After the thrills and spills of last week's Armchair Adventure when we headed to Papua New Guinea (PNG) for some epic kayaking, we have something a little more leisurely for you this week. We're bringing the Middle East to your kitchen with a 'food adventure'.
If you've been on one of our educational journeys to Israel and Palestine, you will probably have visited the world famous 'Dr Shakshuka' restaurant in Jaffa. The restaurant is famous for, amongst other things, its 'shakshuka' - a spicy tomato sauce and egg dish that is traditionally eaten at breakfast.
From North Africa to the Middle East, many countries have their own variations of this dish. It's wonderfully easy to make at home and also to vary to your own tastes, adding chorizo for instance or varying the level of spice. Serve with fresh bread.
And whilst we're on the subject of Middle Eastern food, one of our amazing STC leaders in Israel, Hasan Mitwalli, once let me into the secret of transforming UK supermarket hummus into the 'real deal' - simply add loads of olive oil and extra crushed garlic. Mix well and... nom nom. You're welcome!
I hope you enjoy your shakshuka and hummus!
The Making of 'Locked In' - logistical and filming challenges in Papua New Guinea
If you enjoyed last week's Armchair Adventure, kayaking the Beriman Gorge in PNG, then you might also be interested in this short film about 'The Making of Locked In'. It's an interesting insight into the logisitical challenges of film making in one of the world's most remote places.
How do you safely attach camera equipment worth $500,000 to a helicopter that's flying through extremely narrow gorges? What are the local political issues of access and permissions? How do you train professional kayakers to get decent audio whilst they are (understandably) trying their hardest not to die whilst going over a huge waterfall?
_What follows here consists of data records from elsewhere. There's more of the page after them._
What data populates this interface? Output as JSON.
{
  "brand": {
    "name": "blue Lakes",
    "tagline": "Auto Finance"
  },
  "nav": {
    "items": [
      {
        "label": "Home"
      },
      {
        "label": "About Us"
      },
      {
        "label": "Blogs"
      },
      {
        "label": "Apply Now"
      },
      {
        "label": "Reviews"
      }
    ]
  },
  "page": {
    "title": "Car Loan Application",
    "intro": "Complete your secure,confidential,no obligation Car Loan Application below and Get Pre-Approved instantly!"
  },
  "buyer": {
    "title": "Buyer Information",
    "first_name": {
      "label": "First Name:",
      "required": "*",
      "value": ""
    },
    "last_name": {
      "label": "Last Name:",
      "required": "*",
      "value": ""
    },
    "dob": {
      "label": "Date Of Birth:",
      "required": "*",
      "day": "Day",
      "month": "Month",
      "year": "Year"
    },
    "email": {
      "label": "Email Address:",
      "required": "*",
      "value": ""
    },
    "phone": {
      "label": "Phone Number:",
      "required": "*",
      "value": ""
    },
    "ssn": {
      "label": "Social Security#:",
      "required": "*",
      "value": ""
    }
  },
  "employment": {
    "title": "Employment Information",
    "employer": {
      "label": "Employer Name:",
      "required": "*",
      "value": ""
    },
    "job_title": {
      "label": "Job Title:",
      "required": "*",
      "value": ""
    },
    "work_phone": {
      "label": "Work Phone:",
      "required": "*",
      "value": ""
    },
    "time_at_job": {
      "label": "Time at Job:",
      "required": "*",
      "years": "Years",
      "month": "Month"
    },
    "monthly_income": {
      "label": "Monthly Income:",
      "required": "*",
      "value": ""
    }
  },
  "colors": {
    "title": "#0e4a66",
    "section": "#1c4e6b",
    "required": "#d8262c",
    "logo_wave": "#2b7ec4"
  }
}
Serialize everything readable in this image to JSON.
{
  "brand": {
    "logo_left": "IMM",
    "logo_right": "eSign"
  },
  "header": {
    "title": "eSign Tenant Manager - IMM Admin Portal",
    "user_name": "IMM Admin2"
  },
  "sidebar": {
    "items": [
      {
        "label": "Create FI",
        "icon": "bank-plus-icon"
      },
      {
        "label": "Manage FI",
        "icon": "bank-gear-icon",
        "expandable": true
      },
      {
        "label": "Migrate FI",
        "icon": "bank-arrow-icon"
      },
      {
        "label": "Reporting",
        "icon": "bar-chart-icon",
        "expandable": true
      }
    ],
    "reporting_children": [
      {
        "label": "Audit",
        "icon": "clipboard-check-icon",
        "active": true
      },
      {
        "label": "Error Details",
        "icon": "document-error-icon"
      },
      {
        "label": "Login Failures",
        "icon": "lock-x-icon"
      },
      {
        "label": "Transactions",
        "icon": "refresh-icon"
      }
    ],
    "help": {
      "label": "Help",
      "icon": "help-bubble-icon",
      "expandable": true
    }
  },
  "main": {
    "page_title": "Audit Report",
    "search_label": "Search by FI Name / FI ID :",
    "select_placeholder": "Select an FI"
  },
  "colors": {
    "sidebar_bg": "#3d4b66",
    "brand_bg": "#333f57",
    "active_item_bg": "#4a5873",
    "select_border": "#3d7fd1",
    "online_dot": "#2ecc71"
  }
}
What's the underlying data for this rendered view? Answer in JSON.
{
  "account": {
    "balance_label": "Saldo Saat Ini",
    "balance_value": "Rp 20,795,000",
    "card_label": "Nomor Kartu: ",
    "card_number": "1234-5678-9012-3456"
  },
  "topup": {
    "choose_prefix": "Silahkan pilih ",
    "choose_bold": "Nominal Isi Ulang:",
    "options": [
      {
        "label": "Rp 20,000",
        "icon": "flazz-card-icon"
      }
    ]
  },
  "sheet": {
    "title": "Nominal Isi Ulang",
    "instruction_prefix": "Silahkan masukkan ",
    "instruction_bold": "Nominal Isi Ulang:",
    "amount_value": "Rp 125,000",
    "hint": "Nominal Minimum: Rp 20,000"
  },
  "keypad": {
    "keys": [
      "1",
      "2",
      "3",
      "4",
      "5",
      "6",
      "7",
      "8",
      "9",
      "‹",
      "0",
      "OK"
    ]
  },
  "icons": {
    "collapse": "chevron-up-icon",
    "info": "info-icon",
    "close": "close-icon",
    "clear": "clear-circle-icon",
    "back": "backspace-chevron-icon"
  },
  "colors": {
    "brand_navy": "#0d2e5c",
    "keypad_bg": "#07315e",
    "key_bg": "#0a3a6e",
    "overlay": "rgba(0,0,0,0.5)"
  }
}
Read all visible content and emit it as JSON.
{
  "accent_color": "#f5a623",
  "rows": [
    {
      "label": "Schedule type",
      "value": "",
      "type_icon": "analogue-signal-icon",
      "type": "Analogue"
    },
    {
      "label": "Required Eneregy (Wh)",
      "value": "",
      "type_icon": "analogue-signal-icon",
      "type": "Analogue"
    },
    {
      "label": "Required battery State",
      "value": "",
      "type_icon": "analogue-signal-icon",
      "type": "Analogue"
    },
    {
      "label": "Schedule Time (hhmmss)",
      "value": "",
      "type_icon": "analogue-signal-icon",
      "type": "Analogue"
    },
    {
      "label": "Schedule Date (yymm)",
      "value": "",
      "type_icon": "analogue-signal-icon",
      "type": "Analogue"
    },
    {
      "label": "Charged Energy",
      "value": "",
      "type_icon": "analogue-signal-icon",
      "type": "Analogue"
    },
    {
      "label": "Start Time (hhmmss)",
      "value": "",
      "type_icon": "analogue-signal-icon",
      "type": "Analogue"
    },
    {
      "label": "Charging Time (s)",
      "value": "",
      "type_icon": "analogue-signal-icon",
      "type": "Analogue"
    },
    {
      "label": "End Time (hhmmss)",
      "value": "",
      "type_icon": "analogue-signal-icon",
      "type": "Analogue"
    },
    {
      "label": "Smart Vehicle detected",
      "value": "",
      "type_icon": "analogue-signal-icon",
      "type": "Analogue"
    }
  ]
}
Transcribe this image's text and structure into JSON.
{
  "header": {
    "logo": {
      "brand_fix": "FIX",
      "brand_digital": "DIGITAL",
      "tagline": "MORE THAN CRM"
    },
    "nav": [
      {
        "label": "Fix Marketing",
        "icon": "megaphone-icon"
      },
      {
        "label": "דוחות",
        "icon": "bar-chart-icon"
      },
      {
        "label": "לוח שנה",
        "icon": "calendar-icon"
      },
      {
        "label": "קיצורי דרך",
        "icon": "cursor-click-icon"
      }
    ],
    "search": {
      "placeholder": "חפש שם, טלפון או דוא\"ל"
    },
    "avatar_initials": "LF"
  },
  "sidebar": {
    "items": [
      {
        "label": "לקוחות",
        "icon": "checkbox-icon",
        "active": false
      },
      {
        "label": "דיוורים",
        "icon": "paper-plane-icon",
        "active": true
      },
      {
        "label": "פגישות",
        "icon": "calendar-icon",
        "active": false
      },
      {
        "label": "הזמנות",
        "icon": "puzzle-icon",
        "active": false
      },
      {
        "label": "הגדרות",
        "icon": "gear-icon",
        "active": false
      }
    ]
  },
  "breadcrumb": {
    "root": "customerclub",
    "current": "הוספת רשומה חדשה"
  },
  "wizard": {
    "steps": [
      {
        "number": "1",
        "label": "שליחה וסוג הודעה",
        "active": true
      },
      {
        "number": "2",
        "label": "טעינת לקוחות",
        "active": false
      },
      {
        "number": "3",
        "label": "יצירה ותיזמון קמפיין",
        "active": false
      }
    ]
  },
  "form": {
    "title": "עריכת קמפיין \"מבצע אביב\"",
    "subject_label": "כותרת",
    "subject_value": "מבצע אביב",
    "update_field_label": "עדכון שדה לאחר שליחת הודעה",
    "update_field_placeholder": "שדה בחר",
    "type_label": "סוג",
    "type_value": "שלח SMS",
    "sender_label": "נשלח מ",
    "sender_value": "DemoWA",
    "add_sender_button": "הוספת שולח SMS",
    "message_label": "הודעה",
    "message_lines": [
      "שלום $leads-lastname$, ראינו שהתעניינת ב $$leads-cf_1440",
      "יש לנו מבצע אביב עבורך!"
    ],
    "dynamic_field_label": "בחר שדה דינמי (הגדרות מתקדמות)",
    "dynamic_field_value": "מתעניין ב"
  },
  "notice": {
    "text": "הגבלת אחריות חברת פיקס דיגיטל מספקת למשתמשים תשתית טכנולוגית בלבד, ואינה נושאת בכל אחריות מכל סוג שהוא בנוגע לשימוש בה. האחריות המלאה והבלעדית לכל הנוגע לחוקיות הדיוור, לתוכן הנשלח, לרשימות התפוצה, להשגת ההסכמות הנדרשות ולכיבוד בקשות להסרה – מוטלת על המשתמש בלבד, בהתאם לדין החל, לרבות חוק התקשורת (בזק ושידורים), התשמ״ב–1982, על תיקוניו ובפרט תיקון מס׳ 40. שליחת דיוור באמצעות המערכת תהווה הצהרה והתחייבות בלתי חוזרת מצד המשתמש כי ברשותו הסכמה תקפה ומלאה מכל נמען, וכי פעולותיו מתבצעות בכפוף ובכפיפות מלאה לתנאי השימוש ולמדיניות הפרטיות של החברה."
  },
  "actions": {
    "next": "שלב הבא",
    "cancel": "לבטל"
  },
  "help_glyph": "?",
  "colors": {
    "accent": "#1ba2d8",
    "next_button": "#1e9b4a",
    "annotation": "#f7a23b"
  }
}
It's not just a question of 'strapping on a GoPro and heading downstream'!
Locked In - the film
The Making of Locked In